Forster's most provocative criticism of Kant's anti-Humeanism begins with a well-known question: what is the status of the backbone conditionals of transcendental arguments? Forster's wrinkle is to give a novel argument that Kant faces a problematic dilemma. Consider the backbone conditional for a transcendental argument aimed at establishing the truth of a synthetic a priori principle, say the causal principle. Either the backbone conditional is analytic, or it is synthetic. Suppose the conditional is analytic. According to Forster, for Kant, synthetic a priori principles must be "interpreted as restricted in their scope to relevant (objects of) experience" (65, author's emphasis). In the case of the causal principle, this restriction has the consequence that the backbone conditional has the form:

For all x, if x is an experiencable objective temporal event, then x has a cause.

But now it is obvious that we cannot take this universally quantified conditional to be analytic. Whatever exactly our universal claim about causation turns out to be, it is not supposed to turn out to be an analytic a priori claim.[7]

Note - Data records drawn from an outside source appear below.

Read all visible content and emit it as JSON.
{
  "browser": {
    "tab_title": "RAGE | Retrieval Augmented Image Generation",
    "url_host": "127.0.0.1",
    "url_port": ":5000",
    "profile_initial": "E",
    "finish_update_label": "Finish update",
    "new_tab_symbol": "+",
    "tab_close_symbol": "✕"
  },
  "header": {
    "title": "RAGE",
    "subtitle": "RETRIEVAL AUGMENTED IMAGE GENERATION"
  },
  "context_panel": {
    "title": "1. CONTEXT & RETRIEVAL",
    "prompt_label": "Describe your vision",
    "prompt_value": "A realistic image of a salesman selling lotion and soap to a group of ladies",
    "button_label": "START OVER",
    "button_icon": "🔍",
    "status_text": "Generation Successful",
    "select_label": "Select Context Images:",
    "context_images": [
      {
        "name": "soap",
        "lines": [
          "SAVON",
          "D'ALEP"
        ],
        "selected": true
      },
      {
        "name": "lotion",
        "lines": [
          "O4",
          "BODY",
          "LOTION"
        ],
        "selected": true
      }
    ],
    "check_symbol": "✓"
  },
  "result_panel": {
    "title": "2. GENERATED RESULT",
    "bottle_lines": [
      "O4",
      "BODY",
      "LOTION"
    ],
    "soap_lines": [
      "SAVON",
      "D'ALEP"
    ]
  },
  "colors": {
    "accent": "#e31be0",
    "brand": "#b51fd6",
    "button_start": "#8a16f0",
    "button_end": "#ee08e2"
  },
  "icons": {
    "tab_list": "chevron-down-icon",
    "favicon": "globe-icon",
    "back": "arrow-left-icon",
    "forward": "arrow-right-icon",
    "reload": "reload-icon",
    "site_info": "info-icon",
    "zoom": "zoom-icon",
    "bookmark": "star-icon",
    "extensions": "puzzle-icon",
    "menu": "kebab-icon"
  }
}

On the second horn of the dilemma, we suppose that the backbone conditional is synthetic. The conditional is a priori as well. But "Kant requires … that no synthetic a priori proposition of metaphysics be accepted until it has received a satisfactory justification" (65). Whatever the justifying argument for the conditional might be, it will contain at least one synthetic a priori premise φ. But what is the justifying argument for φ itself? Whatever it is, the argument will contain at least one synthetic a priori premise ψ. But what is the justifying argument for ψ itself …

Forster thinks that an analogous dilemma holds for transcendental arguments purporting to establish the successful reference of a priori concepts. The "synthetic horn" of the dilemma is again the generation of a regress argument of the kind just considered. The "analytic horn" runs as follows. Suppose that the concept experience of kind E contains the target a priori concept C, so that "If there is experience of kind E, then C genuinely refers" is analytic. It would follow, according to Forster, that the concept experience of kind E is itself an a priori concept. But then why should the Humean skeptic simply grant that the latter is a genuine concept, when the very existence of genuine a priori concepts is under debate? Though Forster does not put the point in this way, it is as if we say to the Humean skeptic: "Surely you grant that the concept of red necessitating cause has genuine reference. That concept contains the concept of necessitating cause. So that a priori concept has genuine reference."

The "synthetic horns" of the dilemmas could perhaps be avoided. Perhaps a Kantian theorist could maintain that some synthetic a priori propositions are non-inferentially justified, just as is the case, on a foundationalist view, with some synthetic a posteriori propositions. Such a move, however, takes us back to Forster's query: Is it really open to Kant to hold that basic, primitive metaphysical knowledge of synthetic a priori propositions, such as "Transcendental idealism is true", simply get a pass in virtue of their "apodeictic certainty"?

Though Kant and Skepticism is a rather slender work that leaves the reader wanting more, sir, please, it is a very helpful addition to the corpus of Kant commentary. It is clearly and elegantly written, and anyone interested in Kant on skepticism should read it.

[1] See Kant and Skepticism (Princeton: Princeton University Press, 2008), p. 11. All subsequent page references in the text are to Forster's book.

[2] Critique of Pure Reason, B275.

[3] Critique of Pure Reason, B275.

[4] See P.F. Strawson's The Bounds of Sense (London: Methuen, 1966).

[5] More on this later.

[6] It is the schematised categories that apply to the spatio-temporal world. So the Schematism must be conjoined with the Transcendental Deduction in order to get the results in question.

[7] This is my own reconstruction of Forster's reasoning.